DATA IN THIS EXERCISE Start Marker

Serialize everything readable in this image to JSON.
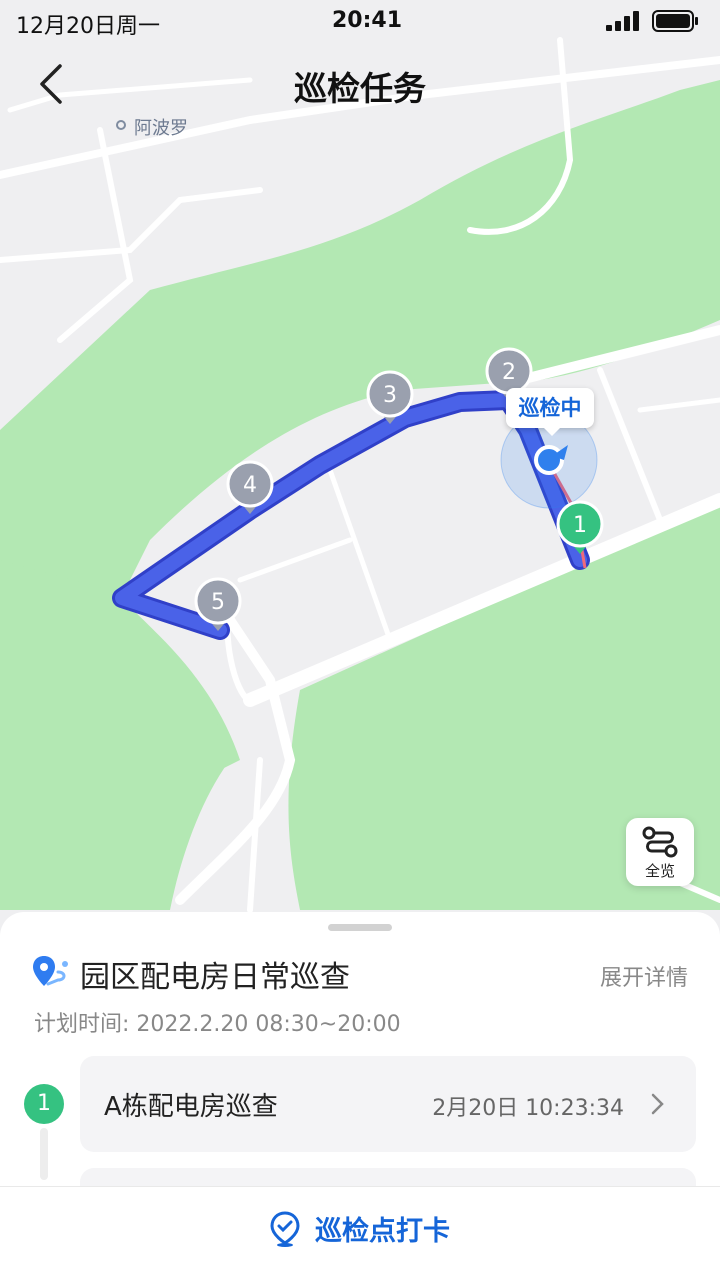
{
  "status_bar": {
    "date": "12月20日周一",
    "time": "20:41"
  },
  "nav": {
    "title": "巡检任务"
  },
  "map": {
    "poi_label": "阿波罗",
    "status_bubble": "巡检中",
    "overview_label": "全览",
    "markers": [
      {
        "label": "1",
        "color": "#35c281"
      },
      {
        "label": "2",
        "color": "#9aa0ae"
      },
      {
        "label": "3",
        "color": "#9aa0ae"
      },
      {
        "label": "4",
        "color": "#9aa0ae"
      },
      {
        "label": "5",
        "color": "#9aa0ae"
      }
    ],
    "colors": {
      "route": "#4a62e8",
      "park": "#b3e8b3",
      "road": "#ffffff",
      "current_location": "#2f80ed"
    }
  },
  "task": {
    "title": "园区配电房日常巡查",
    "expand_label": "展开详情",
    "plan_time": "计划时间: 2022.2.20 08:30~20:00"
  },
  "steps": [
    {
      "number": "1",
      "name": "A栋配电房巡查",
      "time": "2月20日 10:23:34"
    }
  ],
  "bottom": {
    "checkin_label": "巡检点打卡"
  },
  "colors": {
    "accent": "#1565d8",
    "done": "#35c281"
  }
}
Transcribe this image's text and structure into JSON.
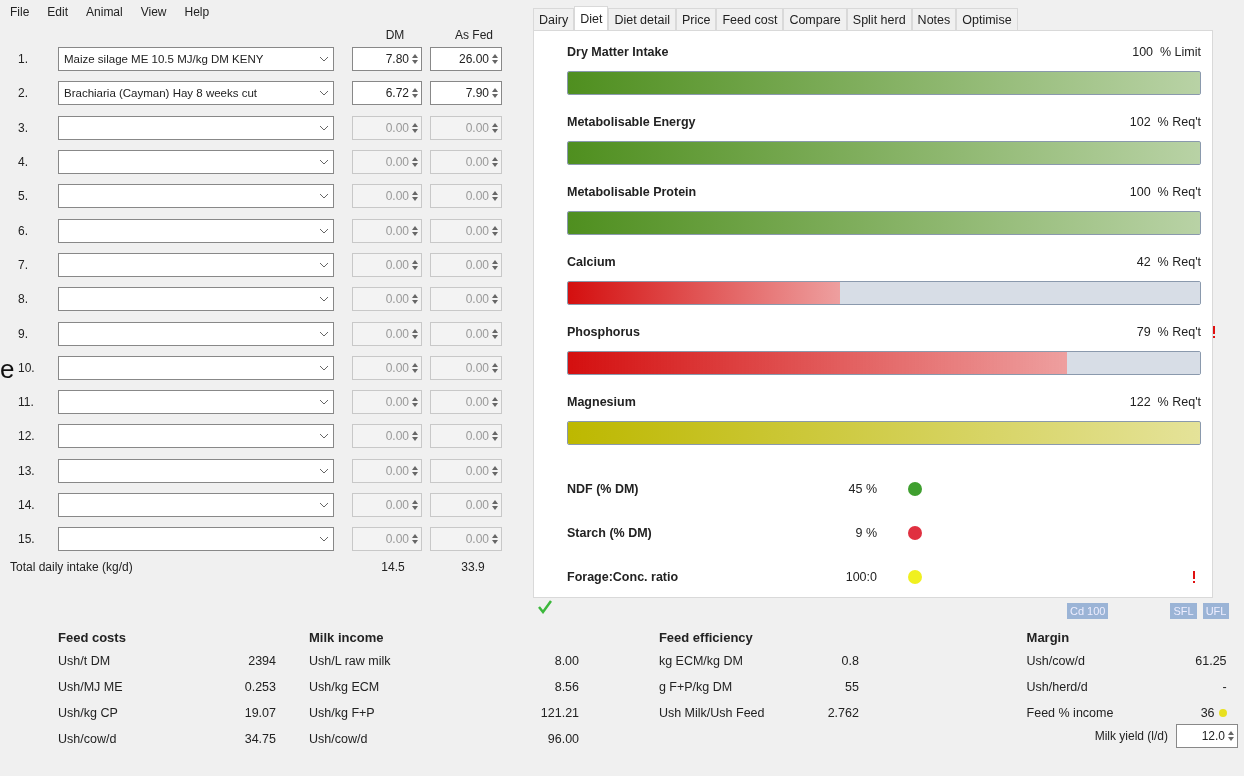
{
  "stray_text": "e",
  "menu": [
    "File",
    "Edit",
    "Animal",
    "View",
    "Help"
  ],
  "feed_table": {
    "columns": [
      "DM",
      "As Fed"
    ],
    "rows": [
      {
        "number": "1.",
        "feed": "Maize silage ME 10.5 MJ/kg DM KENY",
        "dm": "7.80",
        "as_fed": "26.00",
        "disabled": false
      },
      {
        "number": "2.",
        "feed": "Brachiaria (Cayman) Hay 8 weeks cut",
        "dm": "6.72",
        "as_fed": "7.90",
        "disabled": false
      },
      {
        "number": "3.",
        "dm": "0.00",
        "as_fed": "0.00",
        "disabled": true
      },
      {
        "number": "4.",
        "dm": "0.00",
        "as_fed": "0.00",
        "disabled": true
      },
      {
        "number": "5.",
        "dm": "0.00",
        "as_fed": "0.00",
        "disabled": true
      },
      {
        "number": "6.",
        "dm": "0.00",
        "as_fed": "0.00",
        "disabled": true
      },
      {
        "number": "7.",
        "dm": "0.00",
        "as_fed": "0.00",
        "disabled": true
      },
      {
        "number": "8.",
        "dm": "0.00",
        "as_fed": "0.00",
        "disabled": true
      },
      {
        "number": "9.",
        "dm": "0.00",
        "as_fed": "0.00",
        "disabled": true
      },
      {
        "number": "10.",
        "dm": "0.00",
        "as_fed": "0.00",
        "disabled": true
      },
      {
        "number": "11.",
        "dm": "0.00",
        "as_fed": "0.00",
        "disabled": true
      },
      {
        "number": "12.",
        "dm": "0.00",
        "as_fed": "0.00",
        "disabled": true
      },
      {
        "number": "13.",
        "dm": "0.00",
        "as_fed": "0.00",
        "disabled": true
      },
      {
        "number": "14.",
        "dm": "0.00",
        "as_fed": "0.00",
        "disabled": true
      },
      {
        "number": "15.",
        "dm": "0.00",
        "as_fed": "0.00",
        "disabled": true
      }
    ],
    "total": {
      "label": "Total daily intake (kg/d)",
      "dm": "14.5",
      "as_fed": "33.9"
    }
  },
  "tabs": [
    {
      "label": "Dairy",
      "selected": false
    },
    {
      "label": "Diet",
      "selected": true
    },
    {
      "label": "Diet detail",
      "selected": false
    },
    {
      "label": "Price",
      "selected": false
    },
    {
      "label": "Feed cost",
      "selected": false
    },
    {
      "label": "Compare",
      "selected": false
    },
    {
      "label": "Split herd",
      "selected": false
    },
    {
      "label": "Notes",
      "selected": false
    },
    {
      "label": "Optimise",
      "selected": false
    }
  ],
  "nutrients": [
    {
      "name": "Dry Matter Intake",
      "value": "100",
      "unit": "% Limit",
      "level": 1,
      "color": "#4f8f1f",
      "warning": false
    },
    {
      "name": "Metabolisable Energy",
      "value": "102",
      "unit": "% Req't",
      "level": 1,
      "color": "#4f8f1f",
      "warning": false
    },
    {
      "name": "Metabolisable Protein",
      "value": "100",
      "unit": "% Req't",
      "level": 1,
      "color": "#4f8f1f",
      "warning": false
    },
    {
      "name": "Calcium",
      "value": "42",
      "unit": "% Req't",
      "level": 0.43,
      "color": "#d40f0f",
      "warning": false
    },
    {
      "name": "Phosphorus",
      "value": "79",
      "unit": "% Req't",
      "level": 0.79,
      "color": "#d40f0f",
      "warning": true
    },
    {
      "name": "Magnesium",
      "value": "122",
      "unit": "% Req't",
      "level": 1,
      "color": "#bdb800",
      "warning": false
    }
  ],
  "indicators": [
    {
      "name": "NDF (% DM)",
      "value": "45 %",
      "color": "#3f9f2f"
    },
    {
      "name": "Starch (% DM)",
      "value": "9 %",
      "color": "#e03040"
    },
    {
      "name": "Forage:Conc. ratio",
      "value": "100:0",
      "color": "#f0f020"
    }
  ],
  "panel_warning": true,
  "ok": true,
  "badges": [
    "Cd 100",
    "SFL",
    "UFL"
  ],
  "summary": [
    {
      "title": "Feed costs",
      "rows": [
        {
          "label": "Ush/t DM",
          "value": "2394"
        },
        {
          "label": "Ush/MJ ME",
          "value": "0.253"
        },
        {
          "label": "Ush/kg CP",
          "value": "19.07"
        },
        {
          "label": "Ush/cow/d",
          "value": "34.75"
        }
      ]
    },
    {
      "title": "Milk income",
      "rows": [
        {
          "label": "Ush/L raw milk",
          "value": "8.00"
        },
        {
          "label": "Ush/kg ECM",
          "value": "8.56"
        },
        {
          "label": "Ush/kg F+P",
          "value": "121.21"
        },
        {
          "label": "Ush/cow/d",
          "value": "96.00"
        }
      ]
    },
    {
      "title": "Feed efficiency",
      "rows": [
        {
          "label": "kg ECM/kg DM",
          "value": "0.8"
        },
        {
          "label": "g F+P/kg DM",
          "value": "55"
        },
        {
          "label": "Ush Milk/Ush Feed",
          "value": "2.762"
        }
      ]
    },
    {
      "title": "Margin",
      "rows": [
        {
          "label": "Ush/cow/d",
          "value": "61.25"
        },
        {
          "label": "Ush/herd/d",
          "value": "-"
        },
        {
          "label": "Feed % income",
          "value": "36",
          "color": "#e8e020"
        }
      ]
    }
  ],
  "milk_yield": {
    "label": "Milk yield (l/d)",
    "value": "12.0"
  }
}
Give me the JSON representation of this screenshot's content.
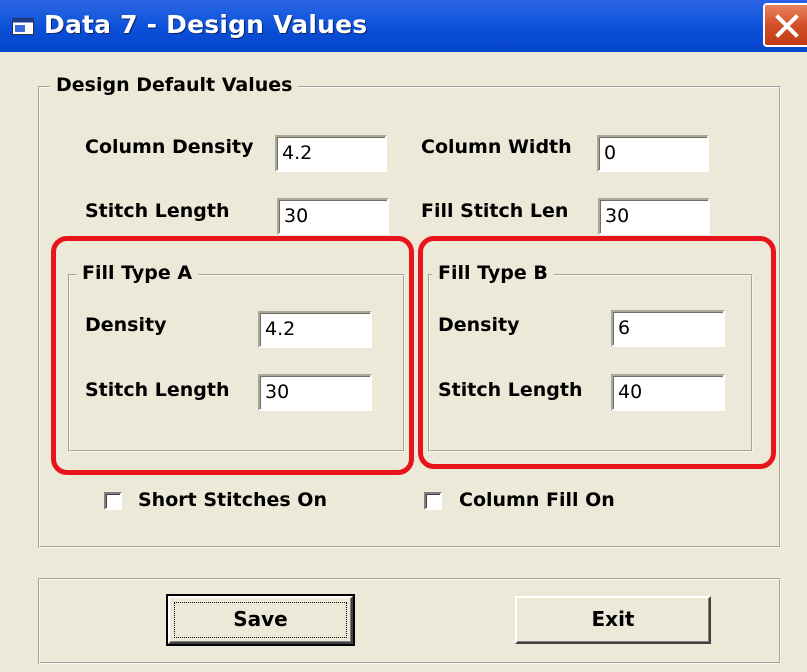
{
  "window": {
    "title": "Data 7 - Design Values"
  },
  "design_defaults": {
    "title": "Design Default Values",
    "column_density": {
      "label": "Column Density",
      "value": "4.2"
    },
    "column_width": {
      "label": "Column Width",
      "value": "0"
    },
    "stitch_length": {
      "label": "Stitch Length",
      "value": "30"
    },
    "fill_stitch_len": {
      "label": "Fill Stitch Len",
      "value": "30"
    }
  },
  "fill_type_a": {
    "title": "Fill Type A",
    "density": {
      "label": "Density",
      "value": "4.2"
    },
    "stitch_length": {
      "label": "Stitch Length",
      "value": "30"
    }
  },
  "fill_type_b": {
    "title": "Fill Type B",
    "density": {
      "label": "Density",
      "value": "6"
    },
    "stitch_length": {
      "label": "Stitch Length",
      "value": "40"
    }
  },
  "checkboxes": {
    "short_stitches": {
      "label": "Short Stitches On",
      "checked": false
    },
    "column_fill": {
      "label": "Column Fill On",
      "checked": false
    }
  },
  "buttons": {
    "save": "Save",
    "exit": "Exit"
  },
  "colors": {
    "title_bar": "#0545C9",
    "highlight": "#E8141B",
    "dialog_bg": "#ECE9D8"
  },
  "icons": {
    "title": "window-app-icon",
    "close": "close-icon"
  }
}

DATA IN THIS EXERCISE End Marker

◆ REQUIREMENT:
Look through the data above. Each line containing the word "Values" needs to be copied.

◆ RESPONSE FOR THIS EXERCISE:
    "title": "Data 7 - Design Values"
    "title": "Design Default Values",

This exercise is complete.